Hi there, my name is Kimberly. I won’t bore you with details about who I am and why I am convinced that my mom gave me bipolar disorder the day she cut my hair into a mullet, but if you feel so inclined, click here.
I don’t know why you are here, perhaps you are looking for the same things that I did when I was in a dark place or maybe you were looking up home remedies for diarrhea. It doesn’t really matter why, I’m just glad that you are here .
Now that we are hanging out like old friends, I want to tell you about that one time when I didn’t want to be here; when I didn’t want to exist in a world of pain anymore. But before that, I’m going to tell you about yesterday.
Yesterday I woke up. Did things that normal people do in the morning like eat, brushing my teeth, taking a shower. I walked my son to school and was fighting to be present to feel his small hand gripping mine. Walked back home from school alone and I didn’t want to be. Cranked up the radio so loud that it drowned out the thoughts. Some other things happened and then I lost my mind in the pharmacy after the third grandma, maybe she was yours, elbowed me while checking her blood pressure.
I fished out my phone and with shaky hands, I texted my support system.
“I’m am not ok.”
Within minutes I had received support.
“Breathe. How about you come over and we build a Lego castle out of the 1000 pieces of bricks I pulled out of the bottom of my foot?”
“You’d better answer me” …. which led to … “Don’t say that and not pick up. PICK UP. I’m at work but I’ll leave if you need me to.”
“Vagina” … because my husband thinks that makes me smile … because I’m weird, it does.
“Here if you need to talk. xoxoxo”
“Take your g*d damn medication,” she demanded … don’t worry this is her way of making me laugh.
No, they didn’t cure my depression, but they reassured me that I wasn’t alone and that I’ll never have to struggle this alone.
You’re not alone either.
This place that you’re in, I know that place where your soul fights to find its way out of a maze that is seemingly created with only wrong turns. It’s the merciless struggle against the pain that is consuming everything that you loved about life and everything that you loved about you. .
“You’ll never find the end,” depression whispers.

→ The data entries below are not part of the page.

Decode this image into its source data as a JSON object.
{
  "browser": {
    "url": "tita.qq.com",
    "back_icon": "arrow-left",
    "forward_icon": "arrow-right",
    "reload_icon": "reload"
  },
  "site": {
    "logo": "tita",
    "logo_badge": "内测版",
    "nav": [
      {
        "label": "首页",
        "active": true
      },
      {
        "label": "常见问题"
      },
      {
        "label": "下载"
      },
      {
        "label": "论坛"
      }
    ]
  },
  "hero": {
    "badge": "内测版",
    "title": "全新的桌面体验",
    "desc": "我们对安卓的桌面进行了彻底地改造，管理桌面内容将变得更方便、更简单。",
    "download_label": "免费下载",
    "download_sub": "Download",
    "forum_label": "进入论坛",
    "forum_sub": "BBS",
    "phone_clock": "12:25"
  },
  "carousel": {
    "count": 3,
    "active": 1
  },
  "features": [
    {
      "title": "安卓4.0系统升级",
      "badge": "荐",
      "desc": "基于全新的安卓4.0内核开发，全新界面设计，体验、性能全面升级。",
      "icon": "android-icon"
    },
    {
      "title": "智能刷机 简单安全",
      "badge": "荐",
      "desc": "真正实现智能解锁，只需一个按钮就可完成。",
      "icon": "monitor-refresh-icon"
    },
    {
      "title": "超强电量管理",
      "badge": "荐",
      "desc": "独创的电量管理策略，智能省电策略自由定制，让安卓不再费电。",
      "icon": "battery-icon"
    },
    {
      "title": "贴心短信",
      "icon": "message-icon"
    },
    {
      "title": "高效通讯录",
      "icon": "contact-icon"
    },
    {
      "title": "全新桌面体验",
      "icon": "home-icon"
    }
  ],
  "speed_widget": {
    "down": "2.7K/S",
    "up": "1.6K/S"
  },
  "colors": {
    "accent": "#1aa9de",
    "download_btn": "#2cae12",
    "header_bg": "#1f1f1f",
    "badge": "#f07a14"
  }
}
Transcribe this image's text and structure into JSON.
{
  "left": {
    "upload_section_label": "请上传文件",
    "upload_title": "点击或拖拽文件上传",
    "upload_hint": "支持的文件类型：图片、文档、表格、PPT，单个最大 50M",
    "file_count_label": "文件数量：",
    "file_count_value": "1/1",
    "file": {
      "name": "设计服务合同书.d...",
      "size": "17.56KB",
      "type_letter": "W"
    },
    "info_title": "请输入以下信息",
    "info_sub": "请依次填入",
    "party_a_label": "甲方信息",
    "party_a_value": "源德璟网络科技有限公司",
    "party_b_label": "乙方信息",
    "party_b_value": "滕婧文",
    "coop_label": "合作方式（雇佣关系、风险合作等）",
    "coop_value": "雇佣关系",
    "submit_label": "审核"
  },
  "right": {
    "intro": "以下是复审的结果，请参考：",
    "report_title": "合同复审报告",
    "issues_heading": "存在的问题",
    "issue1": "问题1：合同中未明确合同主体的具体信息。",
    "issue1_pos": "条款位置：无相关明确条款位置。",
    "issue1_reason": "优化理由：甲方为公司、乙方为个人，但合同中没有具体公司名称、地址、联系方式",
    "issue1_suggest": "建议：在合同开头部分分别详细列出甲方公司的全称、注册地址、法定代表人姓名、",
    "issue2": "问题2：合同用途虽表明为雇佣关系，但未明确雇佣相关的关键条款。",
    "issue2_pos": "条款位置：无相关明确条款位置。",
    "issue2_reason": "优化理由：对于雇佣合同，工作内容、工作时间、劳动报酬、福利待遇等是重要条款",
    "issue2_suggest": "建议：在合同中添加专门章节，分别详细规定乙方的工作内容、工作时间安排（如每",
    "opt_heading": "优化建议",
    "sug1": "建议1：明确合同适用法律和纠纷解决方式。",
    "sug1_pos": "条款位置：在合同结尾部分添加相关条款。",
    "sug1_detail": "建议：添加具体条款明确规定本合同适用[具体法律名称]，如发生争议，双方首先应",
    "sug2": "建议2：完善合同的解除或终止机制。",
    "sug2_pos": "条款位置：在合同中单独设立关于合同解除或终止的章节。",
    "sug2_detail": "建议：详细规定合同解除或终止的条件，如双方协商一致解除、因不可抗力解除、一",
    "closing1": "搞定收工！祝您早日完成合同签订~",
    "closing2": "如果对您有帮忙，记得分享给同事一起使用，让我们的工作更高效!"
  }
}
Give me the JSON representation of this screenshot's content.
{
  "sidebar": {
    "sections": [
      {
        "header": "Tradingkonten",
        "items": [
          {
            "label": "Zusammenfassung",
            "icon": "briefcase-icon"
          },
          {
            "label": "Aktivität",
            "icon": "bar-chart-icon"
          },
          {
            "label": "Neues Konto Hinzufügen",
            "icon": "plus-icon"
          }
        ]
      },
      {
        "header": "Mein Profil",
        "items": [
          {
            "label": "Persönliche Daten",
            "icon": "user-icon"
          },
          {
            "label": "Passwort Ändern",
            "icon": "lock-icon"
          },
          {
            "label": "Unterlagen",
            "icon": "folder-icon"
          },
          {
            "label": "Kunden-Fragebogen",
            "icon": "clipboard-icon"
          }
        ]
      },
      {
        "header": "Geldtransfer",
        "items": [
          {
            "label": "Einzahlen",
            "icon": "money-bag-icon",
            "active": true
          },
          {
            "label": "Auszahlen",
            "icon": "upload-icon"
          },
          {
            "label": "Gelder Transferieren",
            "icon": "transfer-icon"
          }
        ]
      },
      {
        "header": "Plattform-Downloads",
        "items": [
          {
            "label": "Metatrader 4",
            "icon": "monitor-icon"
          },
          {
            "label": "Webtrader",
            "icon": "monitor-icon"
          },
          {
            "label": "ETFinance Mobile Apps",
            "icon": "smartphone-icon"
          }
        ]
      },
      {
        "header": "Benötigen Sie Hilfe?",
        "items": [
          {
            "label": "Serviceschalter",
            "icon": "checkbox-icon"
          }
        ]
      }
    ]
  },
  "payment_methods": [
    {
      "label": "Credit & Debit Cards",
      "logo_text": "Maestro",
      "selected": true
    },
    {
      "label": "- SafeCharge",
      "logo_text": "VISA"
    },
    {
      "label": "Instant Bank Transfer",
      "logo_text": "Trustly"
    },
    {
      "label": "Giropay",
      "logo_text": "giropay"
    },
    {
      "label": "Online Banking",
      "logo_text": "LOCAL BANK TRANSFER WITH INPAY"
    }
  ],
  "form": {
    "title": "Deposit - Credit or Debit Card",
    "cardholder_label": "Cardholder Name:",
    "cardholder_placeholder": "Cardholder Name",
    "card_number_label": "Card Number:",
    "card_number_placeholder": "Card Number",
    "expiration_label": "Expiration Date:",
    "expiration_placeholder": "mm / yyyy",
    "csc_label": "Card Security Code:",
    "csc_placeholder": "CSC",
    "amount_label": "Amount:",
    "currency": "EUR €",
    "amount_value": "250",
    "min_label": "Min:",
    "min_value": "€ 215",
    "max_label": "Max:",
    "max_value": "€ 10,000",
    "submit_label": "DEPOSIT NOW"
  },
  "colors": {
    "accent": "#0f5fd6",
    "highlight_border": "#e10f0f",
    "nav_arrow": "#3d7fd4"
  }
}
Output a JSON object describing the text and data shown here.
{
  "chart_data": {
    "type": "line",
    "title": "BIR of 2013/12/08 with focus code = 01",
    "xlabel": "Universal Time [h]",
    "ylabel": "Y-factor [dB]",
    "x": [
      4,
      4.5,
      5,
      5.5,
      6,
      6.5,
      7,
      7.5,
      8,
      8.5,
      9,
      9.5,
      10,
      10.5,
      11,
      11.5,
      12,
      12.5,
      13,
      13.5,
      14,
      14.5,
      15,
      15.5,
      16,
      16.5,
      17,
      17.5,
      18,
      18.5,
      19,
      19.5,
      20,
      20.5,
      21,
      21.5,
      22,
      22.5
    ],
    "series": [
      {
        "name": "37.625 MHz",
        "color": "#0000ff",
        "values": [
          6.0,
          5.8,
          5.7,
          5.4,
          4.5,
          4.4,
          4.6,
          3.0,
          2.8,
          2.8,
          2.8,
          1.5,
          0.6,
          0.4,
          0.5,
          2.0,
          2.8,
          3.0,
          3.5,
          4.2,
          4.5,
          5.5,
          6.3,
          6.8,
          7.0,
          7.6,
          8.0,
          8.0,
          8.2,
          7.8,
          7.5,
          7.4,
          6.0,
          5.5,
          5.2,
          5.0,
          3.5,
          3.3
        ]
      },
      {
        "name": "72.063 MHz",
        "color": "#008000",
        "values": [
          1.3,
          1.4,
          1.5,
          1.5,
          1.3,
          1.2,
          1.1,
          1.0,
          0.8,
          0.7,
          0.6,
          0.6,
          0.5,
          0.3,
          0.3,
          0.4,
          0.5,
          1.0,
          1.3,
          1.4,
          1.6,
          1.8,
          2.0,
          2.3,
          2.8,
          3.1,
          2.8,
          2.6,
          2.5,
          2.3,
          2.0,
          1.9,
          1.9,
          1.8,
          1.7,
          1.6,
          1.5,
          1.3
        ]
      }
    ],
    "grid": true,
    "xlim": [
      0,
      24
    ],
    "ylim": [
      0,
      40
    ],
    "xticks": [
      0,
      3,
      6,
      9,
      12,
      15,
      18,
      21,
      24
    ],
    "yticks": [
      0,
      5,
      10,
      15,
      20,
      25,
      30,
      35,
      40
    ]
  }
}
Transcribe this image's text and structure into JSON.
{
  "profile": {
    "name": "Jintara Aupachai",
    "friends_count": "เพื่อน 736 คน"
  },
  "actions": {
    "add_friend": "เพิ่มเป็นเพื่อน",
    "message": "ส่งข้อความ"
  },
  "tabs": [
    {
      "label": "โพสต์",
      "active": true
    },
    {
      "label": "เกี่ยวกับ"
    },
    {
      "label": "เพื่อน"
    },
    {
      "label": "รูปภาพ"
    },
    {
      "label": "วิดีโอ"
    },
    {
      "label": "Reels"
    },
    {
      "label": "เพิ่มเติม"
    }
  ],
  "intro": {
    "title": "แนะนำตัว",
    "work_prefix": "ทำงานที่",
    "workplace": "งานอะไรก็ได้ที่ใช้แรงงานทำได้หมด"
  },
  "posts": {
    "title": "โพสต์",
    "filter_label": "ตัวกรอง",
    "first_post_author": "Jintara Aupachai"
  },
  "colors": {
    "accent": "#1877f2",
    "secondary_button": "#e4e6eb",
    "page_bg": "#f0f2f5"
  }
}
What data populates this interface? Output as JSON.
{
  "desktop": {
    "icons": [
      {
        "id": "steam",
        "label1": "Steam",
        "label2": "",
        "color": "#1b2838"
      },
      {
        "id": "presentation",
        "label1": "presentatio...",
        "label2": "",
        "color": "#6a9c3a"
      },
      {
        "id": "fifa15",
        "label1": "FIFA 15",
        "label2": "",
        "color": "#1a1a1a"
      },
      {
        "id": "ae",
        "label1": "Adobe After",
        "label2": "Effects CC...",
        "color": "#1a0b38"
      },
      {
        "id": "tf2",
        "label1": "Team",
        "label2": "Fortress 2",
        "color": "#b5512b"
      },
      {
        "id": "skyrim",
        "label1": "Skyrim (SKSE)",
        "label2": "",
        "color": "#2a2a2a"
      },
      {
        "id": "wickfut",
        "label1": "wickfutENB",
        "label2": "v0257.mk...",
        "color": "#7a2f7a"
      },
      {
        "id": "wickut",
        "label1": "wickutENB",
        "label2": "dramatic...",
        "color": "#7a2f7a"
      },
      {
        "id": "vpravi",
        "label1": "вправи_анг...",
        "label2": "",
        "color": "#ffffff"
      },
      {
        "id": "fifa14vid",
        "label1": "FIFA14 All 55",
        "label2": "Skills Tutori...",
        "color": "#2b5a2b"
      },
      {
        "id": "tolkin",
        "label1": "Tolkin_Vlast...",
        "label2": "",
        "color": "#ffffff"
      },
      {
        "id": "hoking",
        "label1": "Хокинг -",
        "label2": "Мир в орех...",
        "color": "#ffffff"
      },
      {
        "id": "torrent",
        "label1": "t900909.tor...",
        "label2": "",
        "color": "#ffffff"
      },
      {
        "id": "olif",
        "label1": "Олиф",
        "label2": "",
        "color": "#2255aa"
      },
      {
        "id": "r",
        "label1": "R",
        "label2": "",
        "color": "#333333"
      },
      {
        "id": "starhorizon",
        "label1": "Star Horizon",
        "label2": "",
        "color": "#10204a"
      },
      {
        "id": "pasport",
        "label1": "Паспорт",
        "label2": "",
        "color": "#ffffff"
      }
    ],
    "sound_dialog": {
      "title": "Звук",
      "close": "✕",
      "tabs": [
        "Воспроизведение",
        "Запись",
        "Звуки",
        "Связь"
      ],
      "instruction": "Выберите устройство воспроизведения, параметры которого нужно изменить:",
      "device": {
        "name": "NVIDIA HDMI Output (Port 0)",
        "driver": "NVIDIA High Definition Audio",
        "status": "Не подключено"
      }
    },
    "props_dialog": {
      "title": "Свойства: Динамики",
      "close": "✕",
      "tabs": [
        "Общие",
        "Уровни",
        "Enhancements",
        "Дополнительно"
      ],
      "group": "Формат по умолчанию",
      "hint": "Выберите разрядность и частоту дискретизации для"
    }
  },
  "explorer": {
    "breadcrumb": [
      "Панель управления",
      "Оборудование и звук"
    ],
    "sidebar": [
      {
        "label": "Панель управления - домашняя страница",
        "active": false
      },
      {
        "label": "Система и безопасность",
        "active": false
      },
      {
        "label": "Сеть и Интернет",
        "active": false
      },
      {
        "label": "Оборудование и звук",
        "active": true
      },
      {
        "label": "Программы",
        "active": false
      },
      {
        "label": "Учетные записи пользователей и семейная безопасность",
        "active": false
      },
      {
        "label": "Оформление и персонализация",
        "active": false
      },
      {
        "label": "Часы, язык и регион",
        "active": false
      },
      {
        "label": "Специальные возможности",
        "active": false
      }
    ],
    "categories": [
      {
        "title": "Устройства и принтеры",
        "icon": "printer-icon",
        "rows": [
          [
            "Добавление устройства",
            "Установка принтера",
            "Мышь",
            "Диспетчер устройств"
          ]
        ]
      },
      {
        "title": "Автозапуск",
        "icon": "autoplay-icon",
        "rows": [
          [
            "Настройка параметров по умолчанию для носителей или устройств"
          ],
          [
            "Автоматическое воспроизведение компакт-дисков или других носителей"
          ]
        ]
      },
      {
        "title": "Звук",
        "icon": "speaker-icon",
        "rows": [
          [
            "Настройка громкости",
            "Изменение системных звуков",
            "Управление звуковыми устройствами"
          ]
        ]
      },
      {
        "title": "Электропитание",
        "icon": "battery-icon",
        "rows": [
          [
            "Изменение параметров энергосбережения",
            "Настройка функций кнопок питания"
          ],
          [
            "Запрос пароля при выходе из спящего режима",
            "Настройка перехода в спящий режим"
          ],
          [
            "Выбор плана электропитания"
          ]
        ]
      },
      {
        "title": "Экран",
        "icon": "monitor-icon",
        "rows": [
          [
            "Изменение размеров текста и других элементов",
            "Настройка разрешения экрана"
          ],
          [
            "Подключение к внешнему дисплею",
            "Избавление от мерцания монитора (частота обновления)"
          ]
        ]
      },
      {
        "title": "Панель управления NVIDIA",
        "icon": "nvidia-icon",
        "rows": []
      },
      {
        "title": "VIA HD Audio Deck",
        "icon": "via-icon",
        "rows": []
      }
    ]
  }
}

The farther and farther you go, the darker and darker it gets. The pain is insurmountable. You’re lost and you’re tired and you’re giving up hope. Just like I was in October of 2012.
I could not bear to live another second in pain so I made plans to end it. I was a failure at life. I wasn’t worth the air normal people breathed. I was a horrible mom and wife. No one could save my damaged self. I was a burden to everyone. They’d be better off without me.
Instead of carrying through, I reached out my weary hand from that darkness and said:
Two years later, I’m here writing to you.
I know that it is hard to tell someone that you’re not well. It is the scariest thing that I have ever done but in order to move forward, to heal, to be lifted from the intense weight of our illness, to get our lives back, we need to ask for help.
There will ALWAYS be someone there to fight for you when you can’t. Friends, family, co-worker, neighbor, teacher, classmate, doctors, crisis help lines, and even online support groups. Yes, it may seem odd but some of the greatest support that I’ve ever received was from someone going through the same online — like me!
You’re not alone, (even when you’re sitting in a busy pharmacy, and texting your friends to talk you down)
I want you to try really hard to remember that you once lived in brilliant colour and that my friend, is worth fighting for. Truthfully, it is a struggle but I can tell you that the small things that once made you smile, will slowly begin to fill in the emptiness that the depression created as you heal.
You are worth it.
And today the world is showing you just how much.
If you’re wondering why I am wearing purple it is because I support the Amanda Todd Legacy Society. Today the world is Lighting up monuments, buildings, houses, businesses etc. in hopes of raising mental health awareness. You don’t have to light up anything purple, you can simply wear purple, carry something purple, and what Carol Todd told me, “Do random acts of kindness. You never know what someone is going through. And talk about it.”
Please stand with us and put an end to stigma and reach out to those who need us most.
To find out more please visit: http://www.who.int/mental_health/world-mental-health-day/en/ and to find out more about the Amanda Todd Legacy Society Light Up The World Purple, please visit here: http://amandatoddlegacy.org/